Nathan Ramsey phoned the TransWorld Motocross offices this morning, wondering if we knew of any motocross industry jobs that were available. We were shocked that the former Western Region 125cc Supercross Champion is actually considering retiring from professional racing, but it seems that the caliber of the offers he’s been getting for the 2009 race season are not worth the risks involved. Though Ramsey does have a couple “long shot” offers on the table, it really does seem like he’s ready to settle into a non-racing position, somewhere within the motocross industry. Interested, or have a lead for Ramsey? You can drop him an e-mail at email@example.com
What are your plans for the 2009 season and beyond?
I got a bit of a late start, so I’ve been looking for a job come ‘09. I’ve been down the road with everybody, and I do have a couple of long shot offers out there, but it’s not looking too good. I’ve been doing this for a long time and even though I still feel like I want to race, I’m not willing to do it for free or for as low as the industry has to offer me. I’ve turned down a few offers because the money was just not there. I put in a lot of time, work, and effort when I’m riding and training, so I am not going to put in all of this effort to be paid dirt cheap. If you’re a professional athlete like we are, the chance for injury is great and the pay that some of these teams are trying to offer me isn’t even enough to cover my family if I were to get hurt. Even though I have the desire to race, it has put me into a position where I may need to close this chapter of my life and begin a new one. I would have no problem working in the industry because that’s what I know and love.
You have a wife and two great kids, so you really do need to look at things differently compared to a Lites class kid who does not have a family to take care of or a mortgage to pay…
Yeah. When I go out there, I not only need to think about myself, but also my family. People will probably read this and think that my lifestyle is way above what the average would be, but the truth is I know how this goes and I’ve tried to be smart about things over the last three years or so. I’ve worked hard for the money that I’ve put away and the investments that I have, and I know that I will need to look at retirement in the real world when I get a little bit older. All of these things I’ve saved and accumulated need to be saved for the day when I do decide to retire.

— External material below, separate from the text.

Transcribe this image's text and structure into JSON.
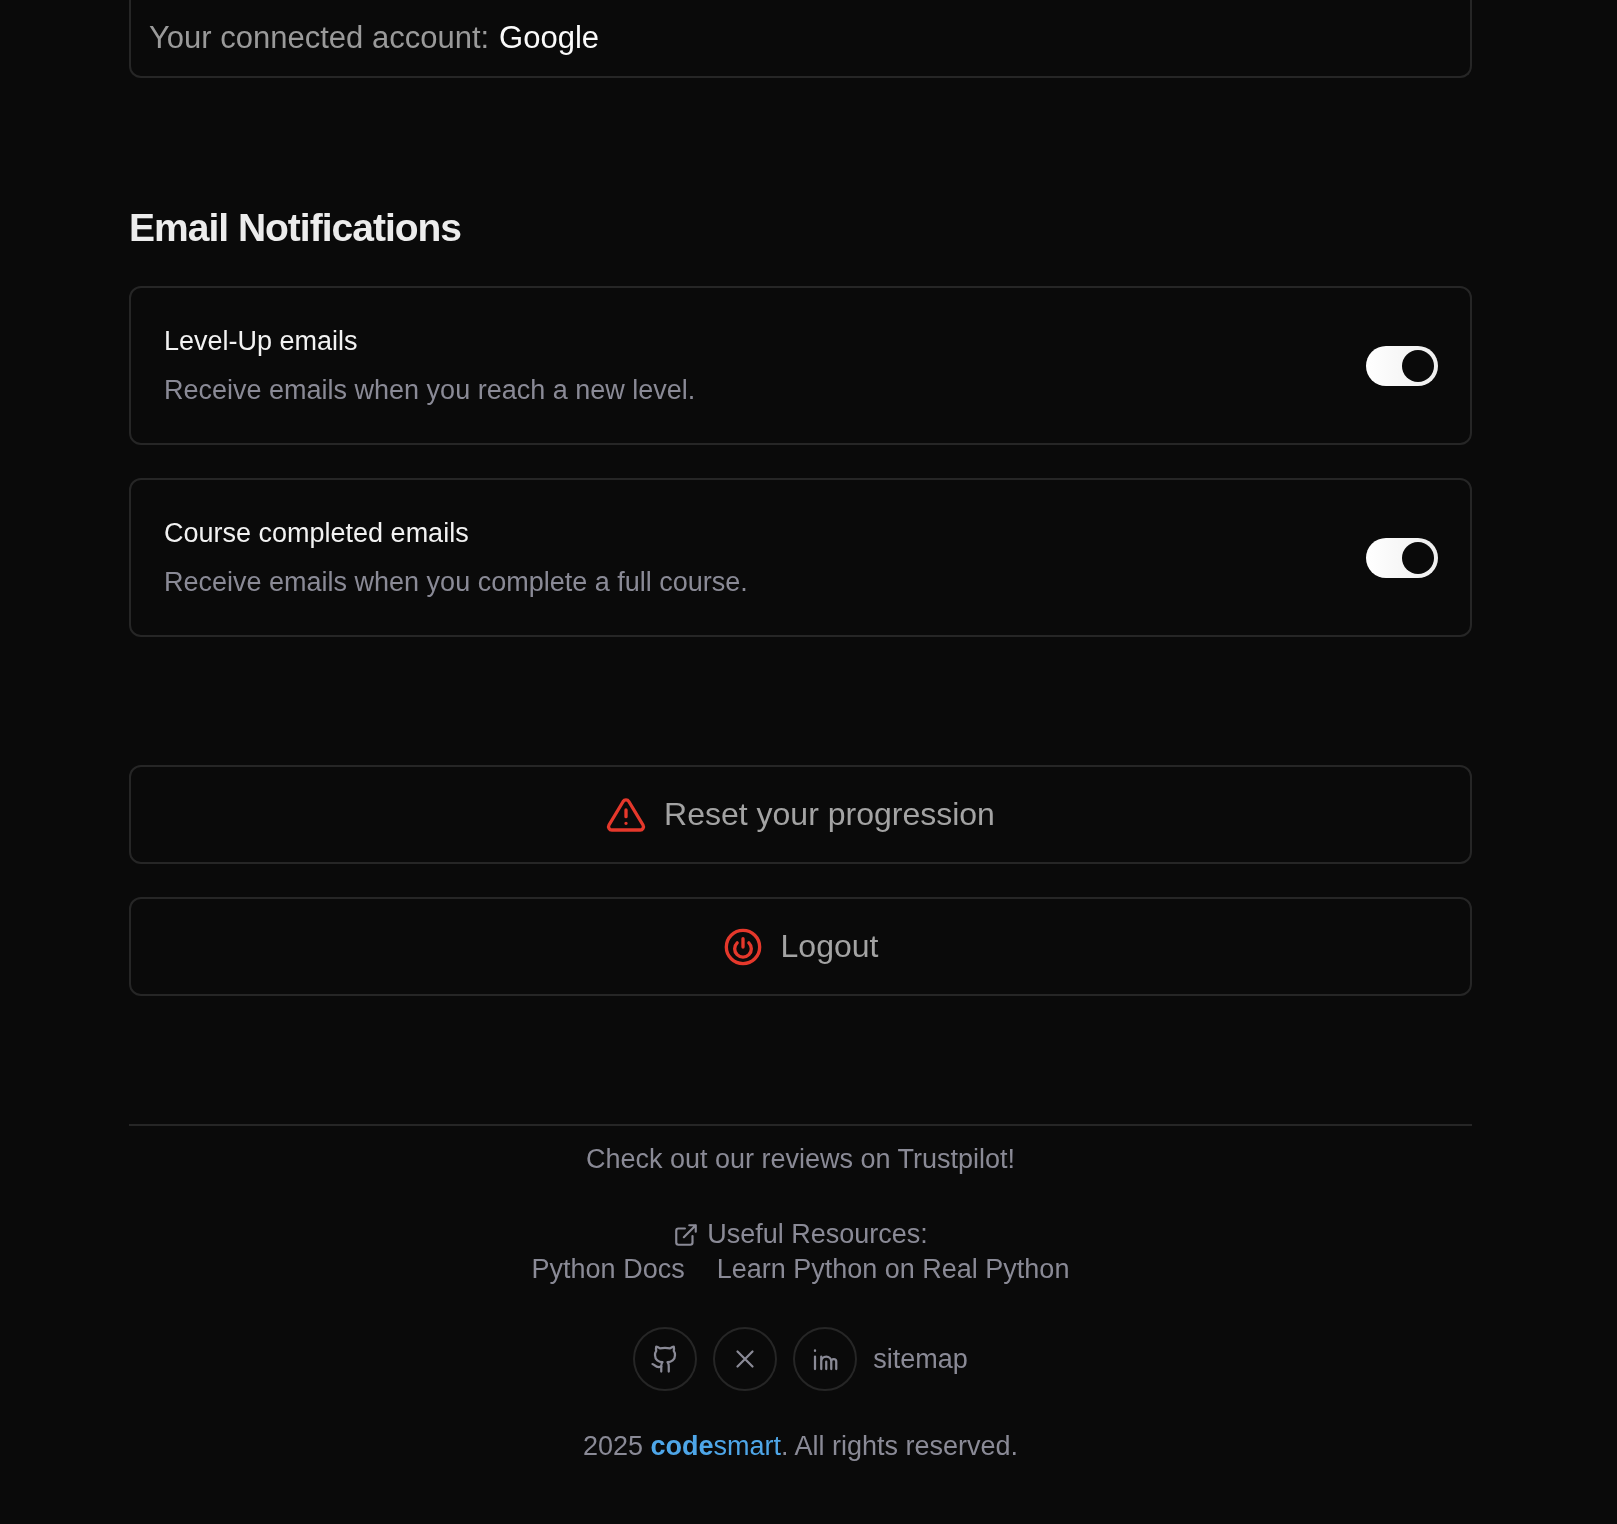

When I stopped by your house a few weeks ago, we were both under the impression that you were going to be a part of the L&M team once again. When did that go south for you?

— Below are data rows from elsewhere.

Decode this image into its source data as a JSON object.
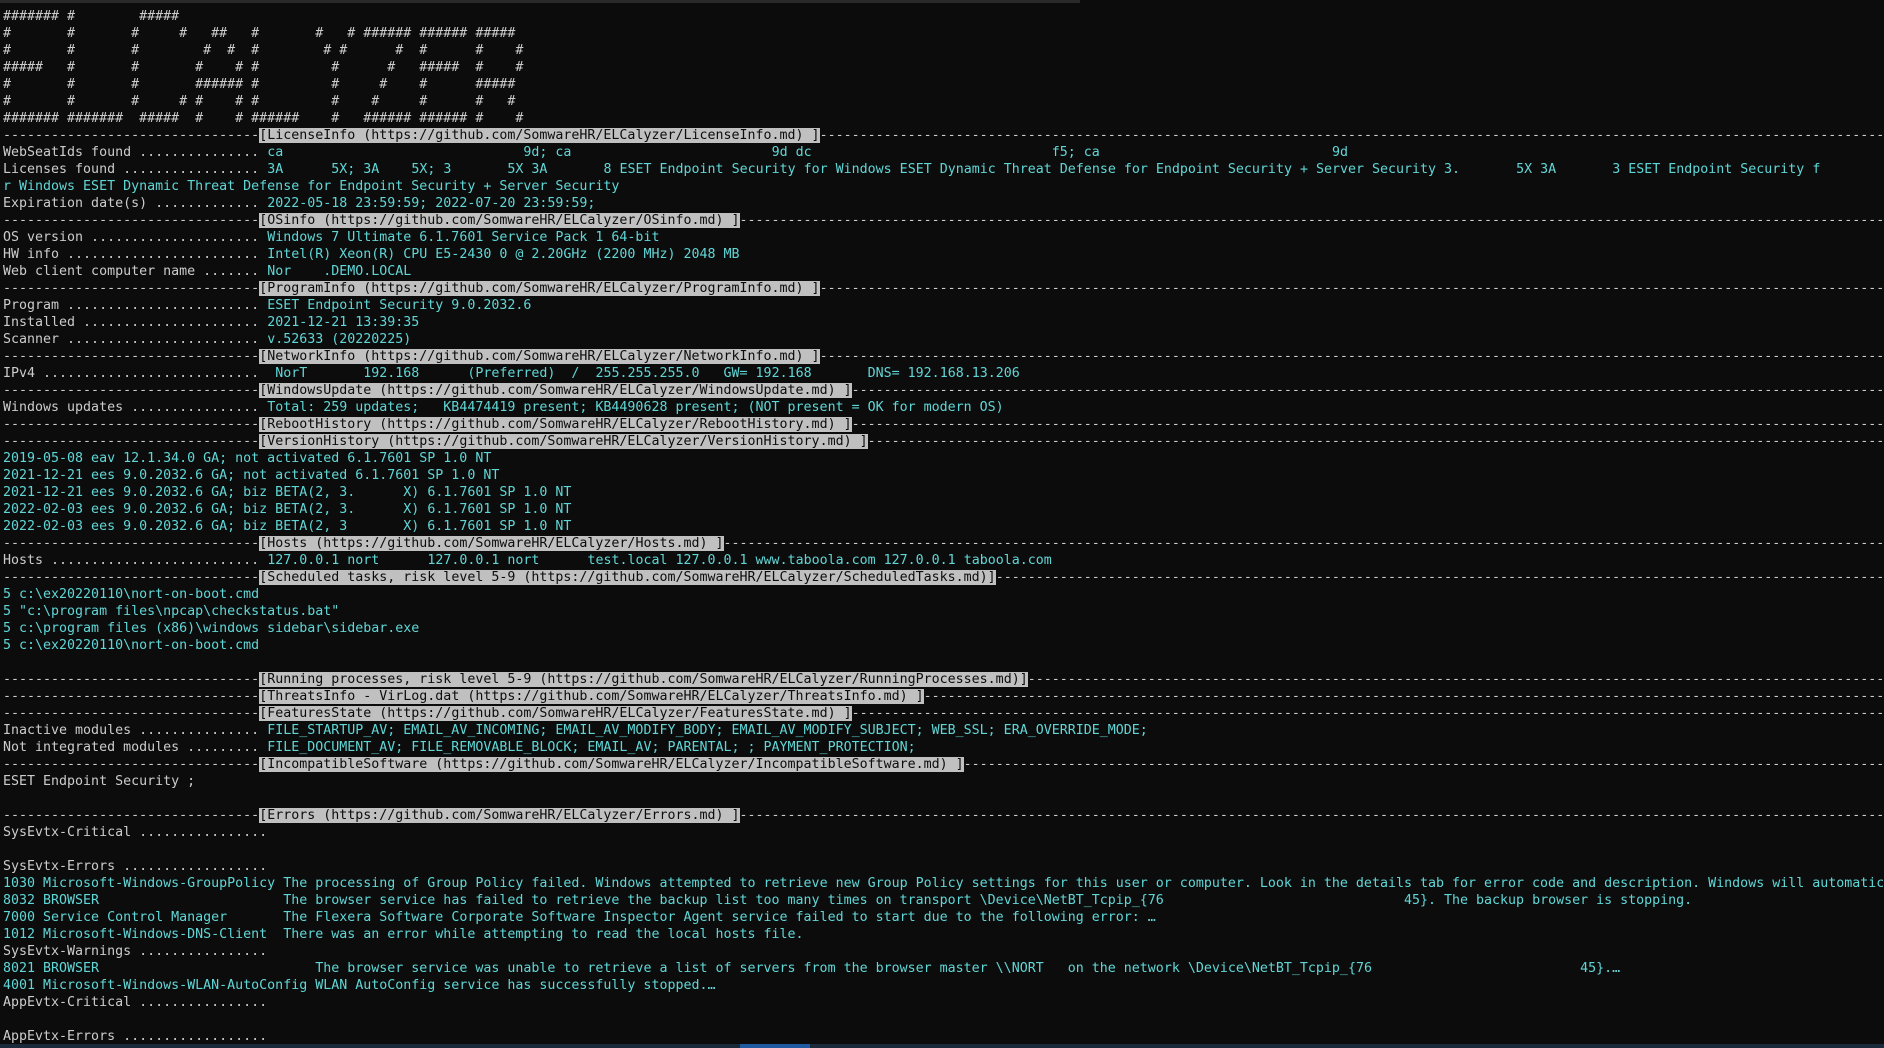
{
  "banner": [
    "####### #        #####",
    "#       #       #     #   ##   #       #   # ###### ###### #####",
    "#       #       #        #  #  #        # #      #  #      #    #",
    "#####   #       #       #    # #         #      #   #####  #    #",
    "#       #       #       ###### #         #     #    #      #####",
    "#       #       #     # #    # #         #    #     #      #   #",
    "####### #######  #####  #    # ######    #   ###### ###### #    #"
  ],
  "separator": "--------------------------------------------------------------------------------------------------------------------------------------------------------------------------------------------------------------------------------------------------------------------------------------------------------------",
  "sections": {
    "license": "[LicenseInfo (https://github.com/SomwareHR/ELCalyzer/LicenseInfo.md) ]",
    "os": "[OSinfo (https://github.com/SomwareHR/ELCalyzer/OSinfo.md) ]",
    "program": "[ProgramInfo (https://github.com/SomwareHR/ELCalyzer/ProgramInfo.md) ]",
    "network": "[NetworkInfo (https://github.com/SomwareHR/ELCalyzer/NetworkInfo.md) ]",
    "windows_update": "[WindowsUpdate (https://github.com/SomwareHR/ELCalyzer/WindowsUpdate.md) ]",
    "reboot": "[RebootHistory (https://github.com/SomwareHR/ELCalyzer/RebootHistory.md) ]",
    "version": "[VersionHistory (https://github.com/SomwareHR/ELCalyzer/VersionHistory.md) ]",
    "hosts": "[Hosts (https://github.com/SomwareHR/ELCalyzer/Hosts.md) ]",
    "scheduled": "[Scheduled tasks, risk level 5-9 (https://github.com/SomwareHR/ELCalyzer/ScheduledTasks.md)]",
    "running": "[Running processes, risk level 5-9 (https://github.com/SomwareHR/ELCalyzer/RunningProcesses.md)]",
    "threats": "[ThreatsInfo - VirLog.dat (https://github.com/SomwareHR/ELCalyzer/ThreatsInfo.md) ]",
    "features": "[FeaturesState (https://github.com/SomwareHR/ELCalyzer/FeaturesState.md) ]",
    "incompatible": "[IncompatibleSoftware (https://github.com/SomwareHR/ELCalyzer/IncompatibleSoftware.md) ]",
    "errors": "[Errors (https://github.com/SomwareHR/ELCalyzer/Errors.md) ]"
  },
  "license": {
    "seat_label": "WebSeatIds found ............... ",
    "seat_a": "ca",
    "seat_b": "9d; ca",
    "seat_c": "9d dc",
    "seat_d": "f5; ca",
    "seat_e": "9d",
    "lic_label": "Licenses found ................. ",
    "lic_a": "3A",
    "lic_b": "5X; 3A",
    "lic_c": "5X; 3",
    "lic_d": "5X 3A",
    "lic_e": "8 ESET Endpoint Security for Windows ESET Dynamic Threat Defense for Endpoint Security + Server Security 3.",
    "lic_f": "5X 3A",
    "lic_g": "3 ESET Endpoint Security f",
    "lic_cont": "r Windows ESET Dynamic Threat Defense for Endpoint Security + Server Security",
    "exp_label": "Expiration date(s) ............. ",
    "exp_value": "2022-05-18 23:59:59; 2022-07-20 23:59:59;"
  },
  "os": {
    "ver_label": "OS version ..................... ",
    "ver_value": "Windows 7 Ultimate 6.1.7601 Service Pack 1 64-bit",
    "hw_label": "HW info ........................ ",
    "hw_value": "Intel(R) Xeon(R) CPU E5-2430 0 @ 2.20GHz (2200 MHz) 2048 MB",
    "client_label": "Web client computer name ....... ",
    "client_a": "Nor",
    "client_b": ".DEMO.LOCAL"
  },
  "program": {
    "prog_label": "Program ........................ ",
    "prog_value": "ESET Endpoint Security 9.0.2032.6",
    "inst_label": "Installed ...................... ",
    "inst_value": "2021-12-21 13:39:35",
    "scan_label": "Scanner ........................ ",
    "scan_value": "v.52633 (20220225)"
  },
  "network": {
    "ipv4_label": "IPv4 ........................... ",
    "ipv4_a": " NorT",
    "ipv4_b": " 192.168",
    "ipv4_c": "(Preferred)  /  255.255.255.0   GW= 192.168",
    "ipv4_d": "DNS= 192.168.13.206"
  },
  "windows_update": {
    "label": "Windows updates ................ ",
    "value": "Total: 259 updates;   KB4474419 present; KB4490628 present; (NOT present = OK for modern OS)"
  },
  "versions": [
    {
      "a": "2019-05-08 eav 12.1.34.0 GA; not activated 6.1.7601 SP 1.0 NT",
      "b": "",
      "c": ""
    },
    {
      "a": "2021-12-21 ees 9.0.2032.6 GA; not activated 6.1.7601 SP 1.0 NT",
      "b": "",
      "c": ""
    },
    {
      "a": "2021-12-21 ees 9.0.2032.6 GA; biz BETA(2, 3.",
      "b": "",
      "c": "X) 6.1.7601 SP 1.0 NT"
    },
    {
      "a": "2022-02-03 ees 9.0.2032.6 GA; biz BETA(2, 3.",
      "b": "",
      "c": "X) 6.1.7601 SP 1.0 NT"
    },
    {
      "a": "2022-02-03 ees 9.0.2032.6 GA; biz BETA(2, 3",
      "b": "",
      "c": "X) 6.1.7601 SP 1.0 NT"
    }
  ],
  "hosts": {
    "label": "Hosts .......................... ",
    "a": "127.0.0.1 nort",
    "b": "127.0.0.1 nort",
    "c": "test.local 127.0.0.1 www.taboola.com 127.0.0.1 taboola.com"
  },
  "scheduled_tasks": [
    "5 c:\\ex20220110\\nort-on-boot.cmd",
    "5 \"c:\\program files\\npcap\\checkstatus.bat\"",
    "5 c:\\program files (x86)\\windows sidebar\\sidebar.exe",
    "5 c:\\ex20220110\\nort-on-boot.cmd"
  ],
  "features": {
    "inactive_label": "Inactive modules ............... ",
    "inactive_value": "FILE_STARTUP_AV; EMAIL_AV_INCOMING; EMAIL_AV_MODIFY_BODY; EMAIL_AV_MODIFY_SUBJECT; WEB_SSL; ERA_OVERRIDE_MODE;",
    "notint_label": "Not integrated modules ......... ",
    "notint_value": "FILE_DOCUMENT_AV; FILE_REMOVABLE_BLOCK; EMAIL_AV; PARENTAL; ; PAYMENT_PROTECTION;"
  },
  "incompatible_value": "ESET Endpoint Security ;",
  "errors": {
    "sys_critical": "SysEvtx-Critical ................",
    "sys_errors": "SysEvtx-Errors ..................",
    "e1_src": "1030 Microsoft-Windows-GroupPolicy ",
    "e1_msg": "The processing of Group Policy failed. Windows attempted to retrieve new Group Policy settings for this user or computer. Look in the details tab for error code and description. Windows will automatic",
    "e2_src": "8032 BROWSER                       ",
    "e2_msg_a": "The browser service has failed to retrieve the backup list too many times on transport \\Device\\NetBT_Tcpip_{76",
    "e2_msg_b": "45}. The backup browser is stopping.",
    "e3_src": "7000 Service Control Manager       ",
    "e3_msg": "The Flexera Software Corporate Software Inspector Agent service failed to start due to the following error: …",
    "e4_src": "1012 Microsoft-Windows-DNS-Client  ",
    "e4_msg": "There was an error while attempting to read the local hosts file.",
    "sys_warnings": "SysEvtx-Warnings ................",
    "w1_src": "8021 BROWSER                           ",
    "w1_msg_a": "The browser service was unable to retrieve a list of servers from the browser master \\\\NORT",
    "w1_msg_b": "on the network \\Device\\NetBT_Tcpip_{76",
    "w1_msg_c": "45}.…",
    "w2": "4001 Microsoft-Windows-WLAN-AutoConfig WLAN AutoConfig service has successfully stopped.…",
    "app_critical": "AppEvtx-Critical ................",
    "app_errors": "AppEvtx-Errors .................."
  }
}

That whole thing was a weird deal. I’m a little confused about it myself. When I got hurt at the Seattle Supercross is when things seemed to get a little bit strange on the team. There were times when I couldn’t get a hold Larry (Brooks) and stuff like that. It basically got to a point where there was no communication, and I was alienated and left out in the cold. I was never told if I did or didn’t have a job until everybody else found out via the Internet who the team signed for the ’09 season. However, I do want to say that I’m not here to talk bad on anybody, and I had a long career. I hate having bad feelings out there, but I definitely do not feel like I was treated right and at least they could’ve told me that it was over, you know?
Looking back on your career, what are a few of your favorite memories?
I started riding dirt bikes later than a majority of my peers did, so I had to play catch up and work really hard to be where I am today. Obviously my first win at the Phoenix Supercross when I was with Pro Circuit was a big memory. After that is when things started to snow ball and I won the championship. That was awesome. Some of the Las Vegas shootout wins I have are also some great memories. Also, when I won the Michigan Supercross race in the premier class… I have tons and tons of memories. The relationships and people that I’ve gotten to know over the years have made it all worthwhile. I’ve been blessed to be a part of it.
Like most riders, I am sure you want to stay involved in motocross. Are you open to other types of jobs within the industry?
I turned pro in ’93, so I’ve been in this sport for 16 years now and I have a strong connection within the industry. This is the sport that I love, you know? I am definitely open to the idea of jobs within the industry or whatever may be out there. I am open for new things and eager to find out what may be next for me. Like I mentioned, I still have a couple of long shot offers to continue my racing career, but if that doesn’t happen then I am ready to move on and say thanks to the riding career I had and move on the next chapter in my life.
I hope that some of your long shots come through because I don’t think any of us want to see you retire just yet.
Thank you! Thanks for putting this out there and seeing what will happen. I have no idea what’s going to happen, but I am ready to take on whatever challenges do come my way. If it’s not racing then I am ready to start learning (laughs).